What needs to be done: Print out every record exactly as it appears.

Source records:
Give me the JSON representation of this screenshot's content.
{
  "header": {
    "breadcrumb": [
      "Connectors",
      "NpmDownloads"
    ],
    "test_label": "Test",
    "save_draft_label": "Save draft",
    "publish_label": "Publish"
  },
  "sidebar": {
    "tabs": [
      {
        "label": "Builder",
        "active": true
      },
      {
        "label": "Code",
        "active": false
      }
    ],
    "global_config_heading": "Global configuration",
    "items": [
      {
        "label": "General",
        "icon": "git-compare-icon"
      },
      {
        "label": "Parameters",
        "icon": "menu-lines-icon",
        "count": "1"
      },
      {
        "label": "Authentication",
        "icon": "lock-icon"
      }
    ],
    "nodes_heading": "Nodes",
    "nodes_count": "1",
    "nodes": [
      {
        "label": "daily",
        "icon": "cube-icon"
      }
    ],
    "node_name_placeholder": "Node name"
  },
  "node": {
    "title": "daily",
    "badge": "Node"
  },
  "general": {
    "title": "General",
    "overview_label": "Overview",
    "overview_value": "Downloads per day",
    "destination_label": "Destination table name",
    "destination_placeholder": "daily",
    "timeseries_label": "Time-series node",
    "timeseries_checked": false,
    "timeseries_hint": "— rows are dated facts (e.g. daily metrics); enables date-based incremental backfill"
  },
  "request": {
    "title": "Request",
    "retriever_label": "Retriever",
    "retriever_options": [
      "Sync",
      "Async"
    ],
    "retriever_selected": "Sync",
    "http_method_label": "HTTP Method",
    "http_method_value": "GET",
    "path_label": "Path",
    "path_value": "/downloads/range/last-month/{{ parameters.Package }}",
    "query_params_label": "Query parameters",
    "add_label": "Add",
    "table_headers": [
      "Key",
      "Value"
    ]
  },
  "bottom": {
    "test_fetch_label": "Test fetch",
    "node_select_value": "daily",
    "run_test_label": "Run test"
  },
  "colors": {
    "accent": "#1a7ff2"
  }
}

Problem solution:
Give me the JSON representation of this screenshot's content.
{
  "header": {
    "breadcrumb": [
      "Connectors",
      "NpmDownloads"
    ],
    "test_label": "Test",
    "save_draft_label": "Save draft",
    "publish_label": "Publish"
  },
  "sidebar": {
    "tabs": [
      {
        "label": "Builder",
        "active": true
      },
      {
        "label": "Code",
        "active": false
      }
    ],
    "global_config_heading": "Global configuration",
    "items": [
      {
        "label": "General",
        "icon": "git-compare-icon"
      },
      {
        "label": "Parameters",
        "icon": "menu-lines-icon",
        "count": "1"
      },
      {
        "label": "Authentication",
        "icon": "lock-icon"
      }
    ],
    "nodes_heading": "Nodes",
    "nodes_count": "1",
    "nodes": [
      {
        "label": "daily",
        "icon": "cube-icon"
      }
    ],
    "node_name_placeholder": "Node name"
  },
  "node": {
    "title": "daily",
    "badge": "Node"
  },
  "general": {
    "title": "General",
    "overview_label": "Overview",
    "overview_value": "Downloads per day",
    "destination_label": "Destination table name",
    "destination_placeholder": "daily",
    "timeseries_label": "Time-series node",
    "timeseries_checked": false,
    "timeseries_hint": "— rows are dated facts (e.g. daily metrics); enables date-based incremental backfill"
  },
  "request": {
    "title": "Request",
    "retriever_label": "Retriever",
    "retriever_options": [
      "Sync",
      "Async"
    ],
    "retriever_selected": "Sync",
    "http_method_label": "HTTP Method",
    "http_method_value": "GET",
    "path_label": "Path",
    "path_value": "/downloads/range/last-month/{{ parameters.Package }}",
    "query_params_label": "Query parameters",
    "add_label": "Add",
    "table_headers": [
      "Key",
      "Value"
    ]
  },
  "bottom": {
    "test_fetch_label": "Test fetch",
    "node_select_value": "daily",
    "run_test_label": "Run test"
  },
  "colors": {
    "accent": "#1a7ff2"
  }
}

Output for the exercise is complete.